**Action item**
Give back every entry precisely as written, without any of the images.

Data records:
%%

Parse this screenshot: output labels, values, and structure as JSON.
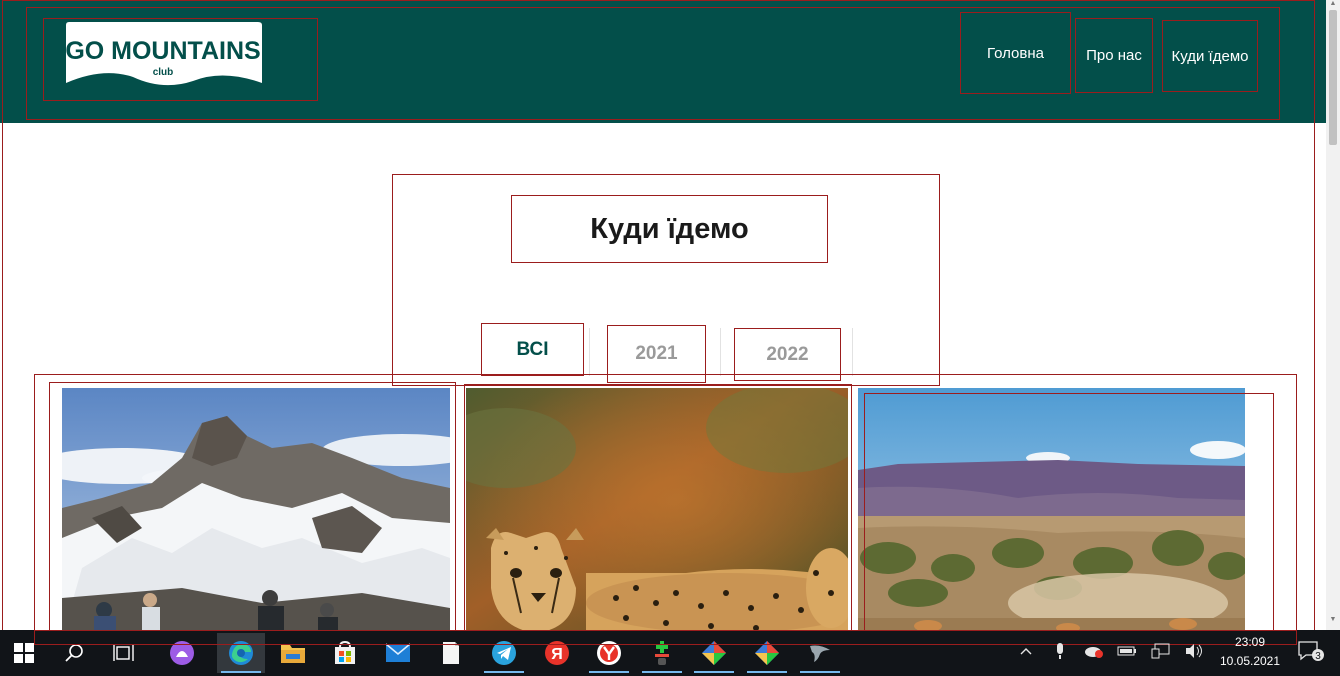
{
  "header": {
    "logo": {
      "line1": "GO MOUNTAINS",
      "line2": "club"
    },
    "nav": [
      {
        "label": "Головна"
      },
      {
        "label": "Про нас"
      },
      {
        "label": "Куди їдемо"
      }
    ]
  },
  "main": {
    "title": "Куди їдемо",
    "filters": [
      {
        "label": "ВСІ",
        "active": true
      },
      {
        "label": "2021",
        "active": false
      },
      {
        "label": "2022",
        "active": false
      }
    ],
    "gallery": [
      {
        "image": "snowy-mountain-photo"
      },
      {
        "image": "cheetah-photo"
      },
      {
        "image": "desert-savanna-photo"
      }
    ]
  },
  "taskbar": {
    "apps": [
      "windows-start",
      "search",
      "task-view",
      "alice-assistant",
      "edge",
      "file-explorer",
      "microsoft-store",
      "mail",
      "notepad",
      "telegram",
      "yandex",
      "yandex-browser",
      "app-green",
      "app-colorful-1",
      "app-colorful-2",
      "app-bird"
    ],
    "clock": {
      "time": "23:09",
      "date": "10.05.2021"
    },
    "notifications": "3"
  },
  "colors": {
    "header_bg": "#034f4a",
    "accent": "#034f4a",
    "debug_border": "#9b1d1d"
  }
}
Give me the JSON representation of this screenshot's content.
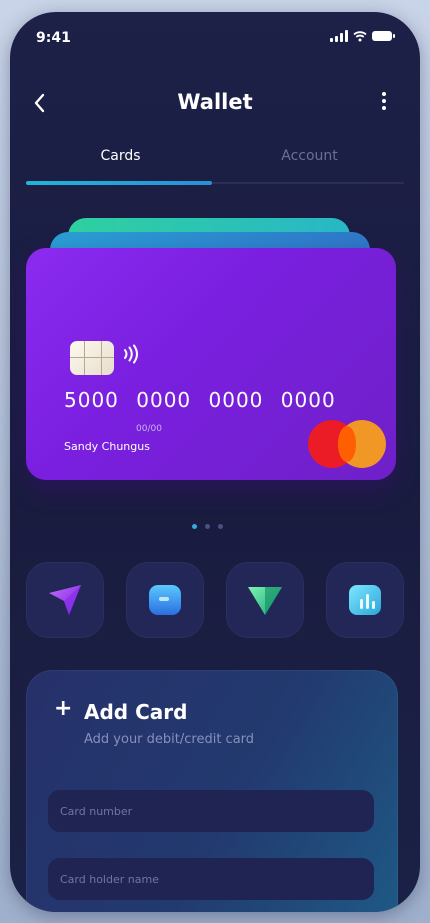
{
  "status_bar": {
    "time": "9:41"
  },
  "header": {
    "title": "Wallet"
  },
  "tabs": [
    {
      "label": "Cards",
      "active": true
    },
    {
      "label": "Account",
      "active": false
    }
  ],
  "card": {
    "number": "5000 0000 0000 0000",
    "valid_thru": "00/00",
    "holder": "Sandy Chungus",
    "network": "mastercard",
    "colors": {
      "gradient_start": "#8b2bf0",
      "gradient_end": "#6f20c8"
    }
  },
  "pagination": {
    "count": 3,
    "active_index": 0
  },
  "quick_actions": [
    {
      "icon": "send-icon"
    },
    {
      "icon": "wallet-icon"
    },
    {
      "icon": "receive-icon"
    },
    {
      "icon": "chart-icon"
    }
  ],
  "add_card": {
    "title": "Add Card",
    "subtitle": "Add your debit/credit card",
    "card_number_placeholder": "Card number",
    "card_holder_placeholder": "Card holder name"
  },
  "colors": {
    "background": "#1d2047",
    "accent": "#1fb6d9",
    "tab_inactive": "#6a6f96"
  }
}
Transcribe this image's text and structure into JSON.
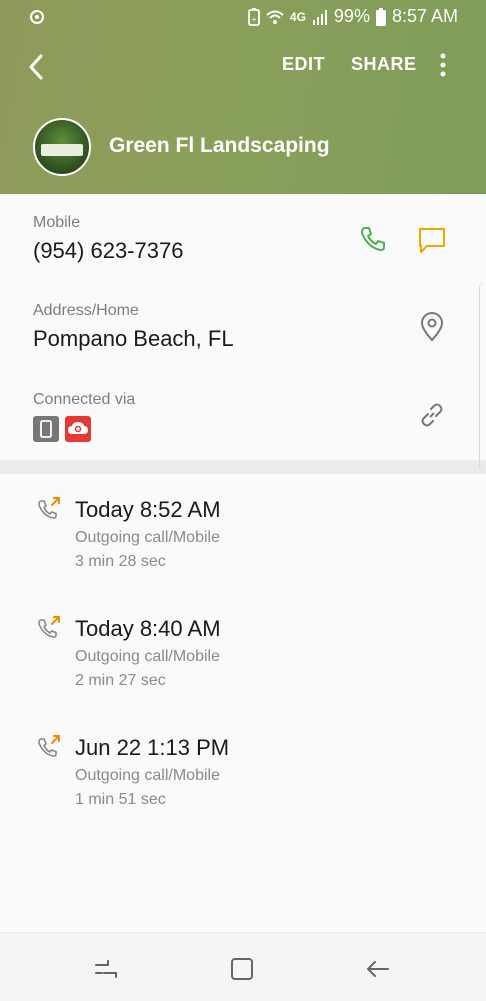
{
  "status": {
    "network": "4G",
    "battery": "99%",
    "time": "8:57 AM"
  },
  "appbar": {
    "edit_label": "EDIT",
    "share_label": "SHARE"
  },
  "contact": {
    "name": "Green Fl Landscaping",
    "phone_label": "Mobile",
    "phone_value": "(954) 623-7376",
    "address_label": "Address/Home",
    "address_value": "Pompano Beach, FL",
    "connected_label": "Connected via"
  },
  "call_log": [
    {
      "time": "Today 8:52 AM",
      "type": "Outgoing call/Mobile",
      "duration": "3 min 28 sec"
    },
    {
      "time": "Today 8:40 AM",
      "type": "Outgoing call/Mobile",
      "duration": "2 min 27 sec"
    },
    {
      "time": "Jun 22 1:13 PM",
      "type": "Outgoing call/Mobile",
      "duration": "1 min 51 sec"
    }
  ],
  "colors": {
    "header_bg": "#8a9d5a",
    "call_icon": "#4caf50",
    "message_icon": "#f0a500",
    "outgoing_arrow": "#f08a00",
    "cloud_badge": "#e53935"
  },
  "icons": {
    "back": "back-arrow-icon",
    "more": "more-vert-icon",
    "call": "phone-icon",
    "message": "message-icon",
    "location": "location-pin-icon",
    "link": "link-icon",
    "device": "device-icon",
    "cloud": "cloud-sync-icon",
    "outgoing": "outgoing-call-icon"
  }
}
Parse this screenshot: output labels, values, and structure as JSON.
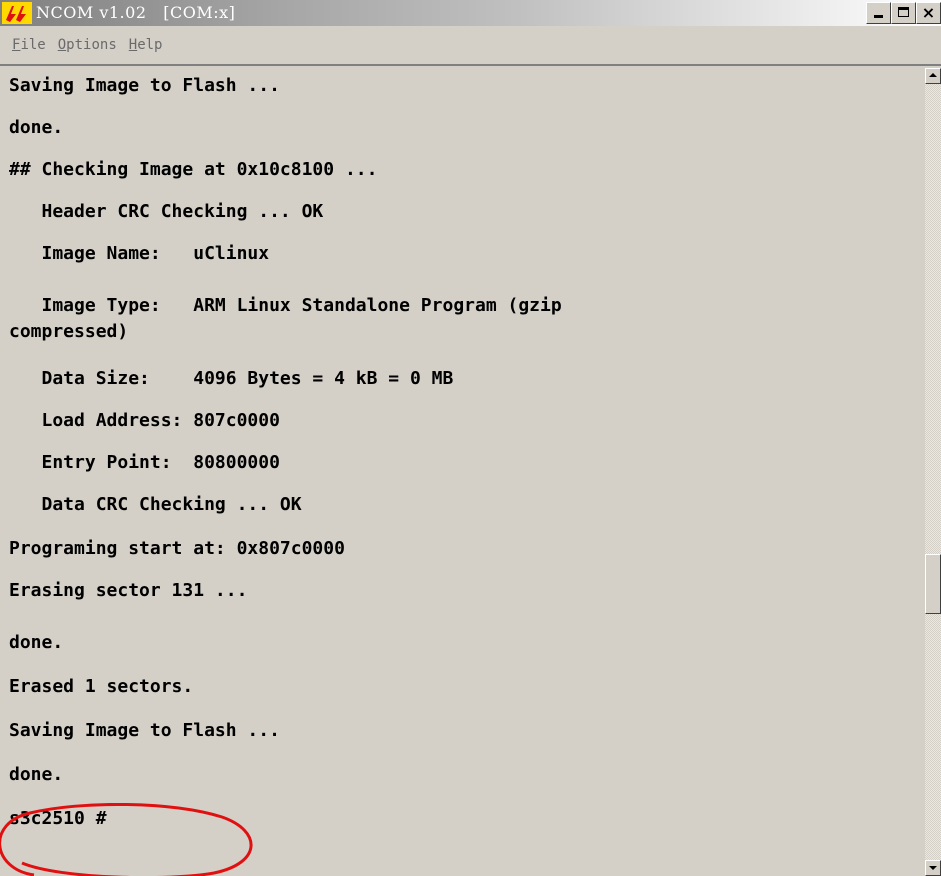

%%

**Solution for this task**
Parse this screenshot: output labels, values, and structure as JSON.
{
  "header": {
    "logo": {
      "line1": "GO MOUNTAINS",
      "line2": "club"
    },
    "nav": [
      {
        "label": "Головна"
      },
      {
        "label": "Про нас"
      },
      {
        "label": "Куди їдемо"
      }
    ]
  },
  "main": {
    "title": "Куди їдемо",
    "filters": [
      {
        "label": "ВСІ",
        "active": true
      },
      {
        "label": "2021",
        "active": false
      },
      {
        "label": "2022",
        "active": false
      }
    ],
    "gallery": [
      {
        "image": "snowy-mountain-photo"
      },
      {
        "image": "cheetah-photo"
      },
      {
        "image": "desert-savanna-photo"
      }
    ]
  },
  "taskbar": {
    "apps": [
      "windows-start",
      "search",
      "task-view",
      "alice-assistant",
      "edge",
      "file-explorer",
      "microsoft-store",
      "mail",
      "notepad",
      "telegram",
      "yandex",
      "yandex-browser",
      "app-green",
      "app-colorful-1",
      "app-colorful-2",
      "app-bird"
    ],
    "clock": {
      "time": "23:09",
      "date": "10.05.2021"
    },
    "notifications": "3"
  },
  "colors": {
    "header_bg": "#034f4a",
    "accent": "#034f4a",
    "debug_border": "#9b1d1d"
  }
}
Give me the JSON representation of this screenshot's content.
{
  "status_bar": {
    "time": "9:41"
  },
  "header": {
    "title": "Wallet"
  },
  "tabs": [
    {
      "label": "Cards",
      "active": true
    },
    {
      "label": "Account",
      "active": false
    }
  ],
  "card": {
    "number": "5000 0000 0000 0000",
    "valid_thru": "00/00",
    "holder": "Sandy Chungus",
    "network": "mastercard",
    "colors": {
      "gradient_start": "#8b2bf0",
      "gradient_end": "#6f20c8"
    }
  },
  "pagination": {
    "count": 3,
    "active_index": 0
  },
  "quick_actions": [
    {
      "icon": "send-icon"
    },
    {
      "icon": "wallet-icon"
    },
    {
      "icon": "receive-icon"
    },
    {
      "icon": "chart-icon"
    }
  ],
  "add_card": {
    "title": "Add Card",
    "subtitle": "Add your debit/credit card",
    "card_number_placeholder": "Card number",
    "card_holder_placeholder": "Card holder name"
  },
  "colors": {
    "background": "#1d2047",
    "accent": "#1fb6d9",
    "tab_inactive": "#6a6f96"
  }
}
Transcribe this image's text and structure into JSON.
{
  "status": {
    "network": "4G",
    "battery": "99%",
    "time": "8:57 AM"
  },
  "appbar": {
    "edit_label": "EDIT",
    "share_label": "SHARE"
  },
  "contact": {
    "name": "Green Fl Landscaping",
    "phone_label": "Mobile",
    "phone_value": "(954) 623-7376",
    "address_label": "Address/Home",
    "address_value": "Pompano Beach, FL",
    "connected_label": "Connected via"
  },
  "call_log": [
    {
      "time": "Today 8:52 AM",
      "type": "Outgoing call/Mobile",
      "duration": "3 min 28 sec"
    },
    {
      "time": "Today 8:40 AM",
      "type": "Outgoing call/Mobile",
      "duration": "2 min 27 sec"
    },
    {
      "time": "Jun 22 1:13 PM",
      "type": "Outgoing call/Mobile",
      "duration": "1 min 51 sec"
    }
  ],
  "colors": {
    "header_bg": "#8a9d5a",
    "call_icon": "#4caf50",
    "message_icon": "#f0a500",
    "outgoing_arrow": "#f08a00",
    "cloud_badge": "#e53935"
  },
  "icons": {
    "back": "back-arrow-icon",
    "more": "more-vert-icon",
    "call": "phone-icon",
    "message": "message-icon",
    "location": "location-pin-icon",
    "link": "link-icon",
    "device": "device-icon",
    "cloud": "cloud-sync-icon",
    "outgoing": "outgoing-call-icon"
  }
}
Parse this screenshot: output labels, values, and structure as JSON.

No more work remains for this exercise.